Steve Gill

My wife and I have been married 42 years this summer and each of us has things that we hold onto. I have a thousand books and she has remnants of fabric from things that she has sewn over the decades. Regularly she asks me to go through my closets and bookcases to pare down my things. I always react by suggesting she go through her boxes of fabric. A few months ago one of our sisters-in-law told her of a project of sewing simple dresses for girls in Africa. These dresses come in all sizes, and finally Elaine has taken remnants of fabric and cut out and sewn dresses for these girls. The really cool thing is that she has used this project as a way of enlisting and teaching our twelve-year-old granddaughter to sew and to be interested in international missions. This is an example of being repurposed.

I tell this because I have heard some reference of St. Paul being a remnant.
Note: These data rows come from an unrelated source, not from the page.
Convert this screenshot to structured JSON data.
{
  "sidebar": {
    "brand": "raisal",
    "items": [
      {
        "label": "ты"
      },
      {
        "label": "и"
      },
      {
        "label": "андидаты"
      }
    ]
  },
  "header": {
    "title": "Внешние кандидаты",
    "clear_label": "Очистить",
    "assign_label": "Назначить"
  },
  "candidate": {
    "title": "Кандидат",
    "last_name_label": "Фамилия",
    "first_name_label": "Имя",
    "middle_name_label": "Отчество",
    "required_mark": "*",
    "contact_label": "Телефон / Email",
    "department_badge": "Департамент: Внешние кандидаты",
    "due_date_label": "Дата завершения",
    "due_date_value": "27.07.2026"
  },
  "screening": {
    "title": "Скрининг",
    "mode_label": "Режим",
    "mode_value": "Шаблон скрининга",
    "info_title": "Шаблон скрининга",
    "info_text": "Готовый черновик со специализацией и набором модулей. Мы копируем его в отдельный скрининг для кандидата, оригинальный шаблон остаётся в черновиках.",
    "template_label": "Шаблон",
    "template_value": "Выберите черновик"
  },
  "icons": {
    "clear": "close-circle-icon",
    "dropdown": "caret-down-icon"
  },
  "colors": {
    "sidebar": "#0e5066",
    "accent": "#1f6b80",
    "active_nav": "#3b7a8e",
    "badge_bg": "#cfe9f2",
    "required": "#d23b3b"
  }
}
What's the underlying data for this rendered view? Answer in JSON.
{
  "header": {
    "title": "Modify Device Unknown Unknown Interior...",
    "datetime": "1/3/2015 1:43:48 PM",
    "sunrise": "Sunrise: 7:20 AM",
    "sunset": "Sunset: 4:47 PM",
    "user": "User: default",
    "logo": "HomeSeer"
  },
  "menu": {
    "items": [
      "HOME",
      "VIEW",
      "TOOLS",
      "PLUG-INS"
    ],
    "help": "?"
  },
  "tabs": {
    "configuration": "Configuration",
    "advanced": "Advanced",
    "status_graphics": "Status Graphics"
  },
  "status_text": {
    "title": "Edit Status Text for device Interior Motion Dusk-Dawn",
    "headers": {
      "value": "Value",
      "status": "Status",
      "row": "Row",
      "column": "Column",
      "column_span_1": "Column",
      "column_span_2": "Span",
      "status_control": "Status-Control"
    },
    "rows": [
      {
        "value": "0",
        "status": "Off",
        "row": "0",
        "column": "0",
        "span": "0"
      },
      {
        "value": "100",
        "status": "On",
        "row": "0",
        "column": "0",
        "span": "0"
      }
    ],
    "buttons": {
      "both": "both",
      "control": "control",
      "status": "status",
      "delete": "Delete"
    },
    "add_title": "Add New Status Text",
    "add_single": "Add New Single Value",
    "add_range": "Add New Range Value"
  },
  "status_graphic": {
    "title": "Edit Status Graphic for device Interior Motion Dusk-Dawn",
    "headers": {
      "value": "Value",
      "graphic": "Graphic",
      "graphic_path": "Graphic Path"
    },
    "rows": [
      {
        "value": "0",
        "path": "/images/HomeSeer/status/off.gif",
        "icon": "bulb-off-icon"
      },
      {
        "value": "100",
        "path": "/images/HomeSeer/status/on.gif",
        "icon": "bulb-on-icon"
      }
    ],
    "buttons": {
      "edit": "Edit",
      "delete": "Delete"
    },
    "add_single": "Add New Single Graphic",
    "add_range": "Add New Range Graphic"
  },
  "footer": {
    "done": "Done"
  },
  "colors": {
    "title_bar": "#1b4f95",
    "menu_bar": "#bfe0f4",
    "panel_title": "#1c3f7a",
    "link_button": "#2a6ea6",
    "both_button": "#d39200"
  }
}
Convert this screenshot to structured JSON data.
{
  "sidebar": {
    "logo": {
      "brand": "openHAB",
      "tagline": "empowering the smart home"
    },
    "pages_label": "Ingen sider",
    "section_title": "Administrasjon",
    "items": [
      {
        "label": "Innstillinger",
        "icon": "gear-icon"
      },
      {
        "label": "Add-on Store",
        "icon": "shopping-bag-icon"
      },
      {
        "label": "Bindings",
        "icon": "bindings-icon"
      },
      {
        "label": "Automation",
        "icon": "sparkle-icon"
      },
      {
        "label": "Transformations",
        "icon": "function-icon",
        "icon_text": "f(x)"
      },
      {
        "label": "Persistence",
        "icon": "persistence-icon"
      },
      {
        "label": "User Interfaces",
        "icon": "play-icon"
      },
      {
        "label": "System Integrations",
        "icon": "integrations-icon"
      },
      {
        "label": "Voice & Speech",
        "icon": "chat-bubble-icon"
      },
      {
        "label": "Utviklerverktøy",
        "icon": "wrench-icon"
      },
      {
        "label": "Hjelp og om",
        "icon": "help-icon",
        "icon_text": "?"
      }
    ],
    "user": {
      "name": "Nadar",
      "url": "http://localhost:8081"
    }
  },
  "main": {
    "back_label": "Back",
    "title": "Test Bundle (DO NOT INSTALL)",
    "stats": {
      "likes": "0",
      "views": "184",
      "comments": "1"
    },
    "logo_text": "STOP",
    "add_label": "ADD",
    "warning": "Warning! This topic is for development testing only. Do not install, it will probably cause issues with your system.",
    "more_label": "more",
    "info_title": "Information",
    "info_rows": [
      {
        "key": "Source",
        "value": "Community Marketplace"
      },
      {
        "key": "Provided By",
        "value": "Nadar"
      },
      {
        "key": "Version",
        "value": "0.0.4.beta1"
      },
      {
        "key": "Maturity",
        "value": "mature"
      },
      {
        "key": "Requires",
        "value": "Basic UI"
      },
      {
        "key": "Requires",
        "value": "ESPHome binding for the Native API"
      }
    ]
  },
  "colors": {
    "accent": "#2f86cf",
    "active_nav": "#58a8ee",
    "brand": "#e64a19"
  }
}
I sense that it sounds negative and devaluing. But from a Biblical view the remnant was the faithful who had remained or returned and served as the rebirth of the Jewish nation.

St. Paul has remained while so many churches have closed and left, and like the others who have remained they have struggled to find identity and sustainability. St. Paul’s story is one of perseverance and has

benefited from those who are tenacious enough to not give up. I believe that in God’s timing this is a season of repurposing St. Paul and maybe the missional thrust of the broader church. This is happening in concert with other leaders, congregations and sectors of the city. Simultaneously I am experiencing my own sense of being repurposed. Over the past 40 years I have served and helped hospitals, a university, community missions, churches and not-for-profits to see a larger, comprehensive vision for the future. Today the work is primarily about transforming lives.

Over the last several months God made it very clear to me and others that St. Paul UMC is strategically located to be part of a transformational work in the heart of a community that has been largely deserted and left to deteriorate. Is this not where Jesus is most likely to be seen at work? Is this not where the majesty and manifestation of God’s power can be revealed? Is this not where the church is both called to the essence of mission and able to lead in discipling those who have been discounted and left behind?

It seems that St. Paul’s faithfulness is now only to be surpassed by God’s.